Or: Alternatives to web sockets/action cable (in case, you know, you’re a masochist)
For the uninitiated, web sockets allow for a continuous connection with data- our gmail account’s fancy ability to fancily deliver emails in fancy real time is one example of this, as would be a stock ticker that updates in real time (real time meaning milliseconds). Action cable is rail’s fancy new way of integrating web sockets, and while everyone is terribly excited about action cable’s potential and web socket’s capabilities I figured I’d give a little bit of back ground as to why web sockets are considered to be so neat.
Back before web sockets, there were three popular ways to open a continuous data connection-
The advantage of polling is that it’s rock-solid and extremely simple to set up. For these reasons, it’s in wide use all over the Web. It’s also very resistant to network outage and latency – if you miss 1 or 2 polls because the network went out, for example, no problem! You just keep polling until eventually it works again. Also, thanks to the stateless nature of HTTP, IP address changes (say, a mobile client with data roaming) won’t break the application.
However, regarding scalability… You’re adding considerable load to your servers by causing everyclient to hit your server every 3 seconds. There are ways to alleviate this – HTTP caching is a very good one – but the fact remains, your server will have to return a response to every client every 3 seconds, no matter what.
Also, while polling is acceptable for “live” applications (most people won’t notice a 3-second delay in your chat app or comments thread), it isn’t appropriate for rapid back-and-forth (like games) or streaming data.
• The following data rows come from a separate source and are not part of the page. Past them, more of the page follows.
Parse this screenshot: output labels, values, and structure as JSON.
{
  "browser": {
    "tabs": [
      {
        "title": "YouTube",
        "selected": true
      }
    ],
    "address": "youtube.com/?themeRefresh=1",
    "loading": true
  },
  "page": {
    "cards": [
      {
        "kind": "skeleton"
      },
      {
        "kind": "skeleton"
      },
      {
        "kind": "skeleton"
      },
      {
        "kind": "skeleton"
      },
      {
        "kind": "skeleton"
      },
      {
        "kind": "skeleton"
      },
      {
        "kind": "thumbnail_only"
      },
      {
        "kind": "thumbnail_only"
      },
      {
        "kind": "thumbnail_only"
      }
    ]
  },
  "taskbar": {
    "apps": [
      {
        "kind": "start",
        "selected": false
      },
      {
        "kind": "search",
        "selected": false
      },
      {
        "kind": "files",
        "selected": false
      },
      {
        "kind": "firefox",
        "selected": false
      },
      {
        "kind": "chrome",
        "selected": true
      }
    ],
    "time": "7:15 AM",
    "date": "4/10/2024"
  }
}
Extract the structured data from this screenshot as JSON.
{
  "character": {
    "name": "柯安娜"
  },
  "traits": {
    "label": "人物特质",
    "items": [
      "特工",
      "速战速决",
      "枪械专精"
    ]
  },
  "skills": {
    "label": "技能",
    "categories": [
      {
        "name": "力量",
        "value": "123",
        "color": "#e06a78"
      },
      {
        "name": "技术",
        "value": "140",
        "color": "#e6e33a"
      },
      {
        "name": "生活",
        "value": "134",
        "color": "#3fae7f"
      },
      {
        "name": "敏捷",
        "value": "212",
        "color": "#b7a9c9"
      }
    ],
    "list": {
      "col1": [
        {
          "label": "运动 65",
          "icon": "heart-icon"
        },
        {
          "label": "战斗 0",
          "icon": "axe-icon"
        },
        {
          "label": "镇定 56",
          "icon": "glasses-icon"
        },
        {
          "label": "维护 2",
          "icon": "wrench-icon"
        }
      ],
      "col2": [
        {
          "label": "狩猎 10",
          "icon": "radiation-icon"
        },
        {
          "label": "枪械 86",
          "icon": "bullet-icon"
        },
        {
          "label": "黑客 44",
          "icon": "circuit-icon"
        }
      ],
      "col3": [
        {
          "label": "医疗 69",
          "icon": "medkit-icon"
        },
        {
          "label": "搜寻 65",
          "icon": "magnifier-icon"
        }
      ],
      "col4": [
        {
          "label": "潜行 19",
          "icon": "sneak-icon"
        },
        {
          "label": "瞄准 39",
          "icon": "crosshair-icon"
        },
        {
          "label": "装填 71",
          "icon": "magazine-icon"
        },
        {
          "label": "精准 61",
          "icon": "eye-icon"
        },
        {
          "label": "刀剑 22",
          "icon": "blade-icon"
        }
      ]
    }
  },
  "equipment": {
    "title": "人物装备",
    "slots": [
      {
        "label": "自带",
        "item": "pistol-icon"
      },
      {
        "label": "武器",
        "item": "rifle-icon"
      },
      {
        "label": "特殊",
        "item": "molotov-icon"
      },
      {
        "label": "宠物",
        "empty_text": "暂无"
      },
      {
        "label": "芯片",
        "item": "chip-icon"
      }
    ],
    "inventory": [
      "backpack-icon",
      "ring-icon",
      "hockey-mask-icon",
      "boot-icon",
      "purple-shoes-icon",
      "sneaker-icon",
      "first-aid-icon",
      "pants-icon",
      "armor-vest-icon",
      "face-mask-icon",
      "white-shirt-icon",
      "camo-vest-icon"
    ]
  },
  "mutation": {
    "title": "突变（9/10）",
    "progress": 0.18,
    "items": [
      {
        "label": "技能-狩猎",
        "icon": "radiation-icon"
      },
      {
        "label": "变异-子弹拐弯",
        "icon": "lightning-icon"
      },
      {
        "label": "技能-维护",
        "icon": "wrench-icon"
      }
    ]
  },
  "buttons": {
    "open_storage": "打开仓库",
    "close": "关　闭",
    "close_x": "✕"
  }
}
2 Long-Polling – Long-polling is a bit like polling, but without a set interval between requests (or “polls”). The client sends a request to the server for new data – if the server has new data, then it sends a response back like normal. If there isn’t any new data, though, it holds the request open, effectively creating a persistent connection, and then when it receives new data, completes the response.
Exactly how this is accomplished varies. There are several “sub-techniques” of long-polling you may have heard of, likeBOSH and Comet. Suffice it so say, long-polling techniques are considerably more complicated than polling, and can often involve weird hacks like hidden iframes.
Long-polling is great when data doesn’t change very often. Let’s say we connect to our live comments, and 45 seconds later a new comment is added. Instead of 15 polls to the server over 45 seconds from a single client, a server would open only 1 persistent connection.
However, it quickly falls apart if data changes often. Instead of a live comments section, consider a stock ticker. A stock’s price can changes at the millisecond interval (or faster!) during a trading day. That means any time the client asks for new data, the server will return a response immediately. This can get out of hand quickly, because as soon as the client gets back a response it will make a new request. This could result in 5-10 requests per second per client. You would be wise to implement some limits in your client! Then again, as soon as you’ve done that, your application isn’t really RealTime™ anymore!
3 Server-sent Events are essentially a one-way connection from the server to the client. Clients can’t use SSEs to send data back to the server. Server-sent Events got turned into a browser API back in 2006, and is currently supported by every major browserexcept any version of Internet Explorer.
Server-sent event support was added to Rails in 4.0, throughActionController::Live.
Serving a client with SSEs requires a persistent connection. This means a few things: using Server-sent events won’t work pretty much at all on Heroku, since they’ll terminate any connections after 30 seconds. Unicorn will do the same thing, and WEBrick won’t work at all. So you’re stuck using Puma or Thin, and you can’t be on Heroku. Oh, and no one using your site can use Internet Explorer. You can see why ActionController::Live hasn’t caught on. It’s too bad – the API is really simple and for most implementations (“live” comments, for example) SSE’s would work great.
(All descriptions from THIS fantastic article written by Nate Berkopec:https://www.nateberkopec.com/2015/09/30/action-cable.html)
So, how does this effect us? Well, I think it’s only a matter of time before all of us, in our new development jobs or in our awesome, shinny side projects, will want to at least take a shot at creating a real-time updating, persistent data connection enacting, super fantastic application, and when the time comes to create it, it’ll be nice to have a head start in knowing what your options are.